Well, not much of a surprise. In fact, this was about as far from a surprise as is possible. If surprise were a city, we’d still be right here and those actually in Surprise would be halfway across the world, somewhere in Eastern Europe. If surprise were measured on a scale of 1 to 100, we’re around a -6. That’s how far from surprised we were with the outcome of Tuesday’s election.
How unexciting and predictable was this race? Only a paltry 1.23 percent of Horry County voters bothered to turn out on Tuesday. The unfortunate poll workers at the Gurley precinct in Loris waited all day and nobody showed up to vote. Hopefully they had a good book.
Why such a low turnout? One enormous reason: Lazarus was the only one on the ballot. After winning the GOP primary, he faced no more opposition for the seat. That’s a shame.
Don’t get us wrong. We think Lazarus will do a fine job and we wish him all the best as he jumps into the task of leading Horry County. But a bit more healthy debate wouldn’t have hurt. And for that, some viable opposition would have been necessary.
Lazarus’ election is hardly the only one in recent months that has drawn little attention or opposition. Local state Sens. Luke Rankin and Ray Cleary and local Reps. Liston Barfield, Heather Ammons Crawford, Nelson Hardwick and Alan Clemmons were in the same situation last November, as was school board Chairman Joe DeFeo and County Councilmen Gary Loftus and Marion Foxworth.
All of these folks are doing commendably in their positions and we have no complaints about their performance, but it’s also hard to understand why no opposition could be found among the more than 270,000 people in Horry County. Yes, Horry County has become dependably Republican, which makes the road hard for non-GOP opponents, but that doesn’t mean they shouldn’t try, and Republicans should welcome the challenge.
One-party rule is not good for the one party, which can become lazy, lax, overly comfortable and dismissive of challenges to its authority. Spirited debates and campaigns are not just about winning. They are about engaging voters with the issues, reversing the sort of pathetic turnout we saw Tuesday and clarifying candidates’ positions. A strong race forces candidates and voters alike to confront the issues and decide where they stand, rather than simply sliding by for another few years on vague promises and pithy slogans.
Yes, many of these GOP candidates do face challenges in their party primaries, but those debates are more limited in scope and built upon shared ideals, like chefs discussing the best way to ice a cake but never asking whether the cake needed to be baked at all.

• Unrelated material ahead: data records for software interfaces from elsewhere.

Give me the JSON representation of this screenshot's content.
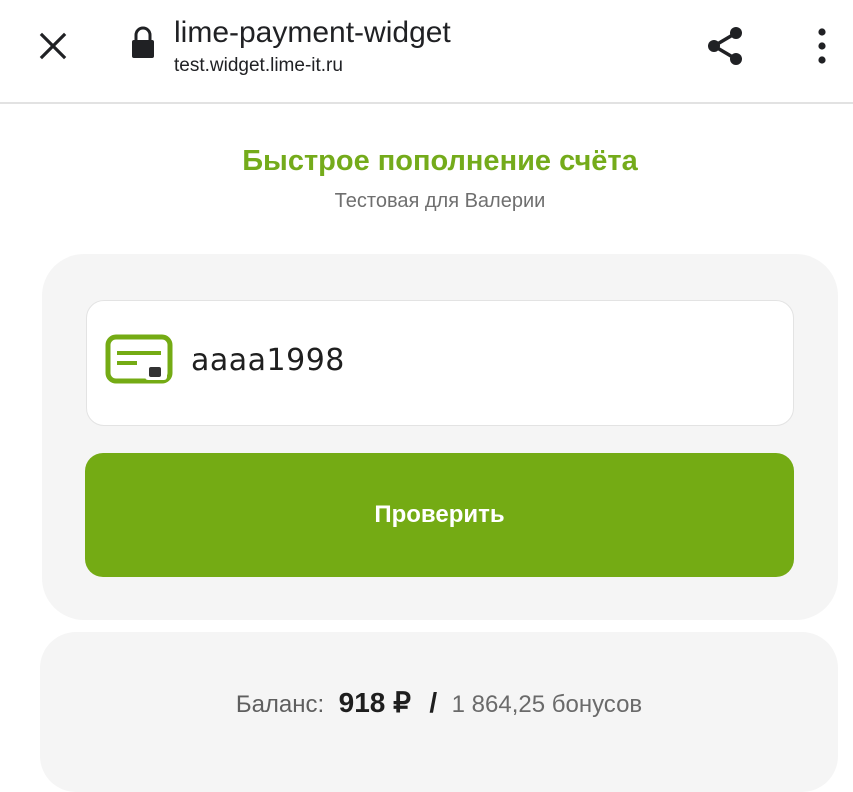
{
  "browser": {
    "title": "lime-payment-widget",
    "url": "test.widget.lime-it.ru",
    "icons": [
      "close-icon",
      "lock-icon",
      "share-icon",
      "more-vert-icon"
    ]
  },
  "header": {
    "title": "Быстрое пополнение счёта",
    "subtitle": "Тестовая для Валерии"
  },
  "form": {
    "account_value": "aaaa1998",
    "account_icon": "card-icon",
    "submit_label": "Проверить"
  },
  "balance": {
    "label": "Баланс:",
    "amount": "918 ₽",
    "separator": "/",
    "bonus": "1 864,25 бонусов"
  },
  "colors": {
    "accent": "#74ab14",
    "heading": "#74ab1b",
    "card_bg": "#f5f5f5"
  }
}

More opposition from outside Horry County’s ruling party, whether it be Democratic, Green, Working Families or something else altogether, could force needed discussions about the tenets of our political system, challenging – or confirming – our beliefs about the basic tenets of our political systems.
Though they may not win, having somebody step up to simply say, “I don’t think that’s right” presents us with the valuable chance to re-examine our own beliefs and engage more thoughtfully in the process of choosing our leaders. Solomon said it well a few thousand years ago: “As iron sharpens iron, so one person sharpens another.”
Elections are coming up this year for most of the municipal offices in our area, including Myrtle Beach, North Myrtle Beach, Conway and Georgetown. Good candidates are out there, beyond the usual suspects. It’s time for more of them to come out of the woodwork.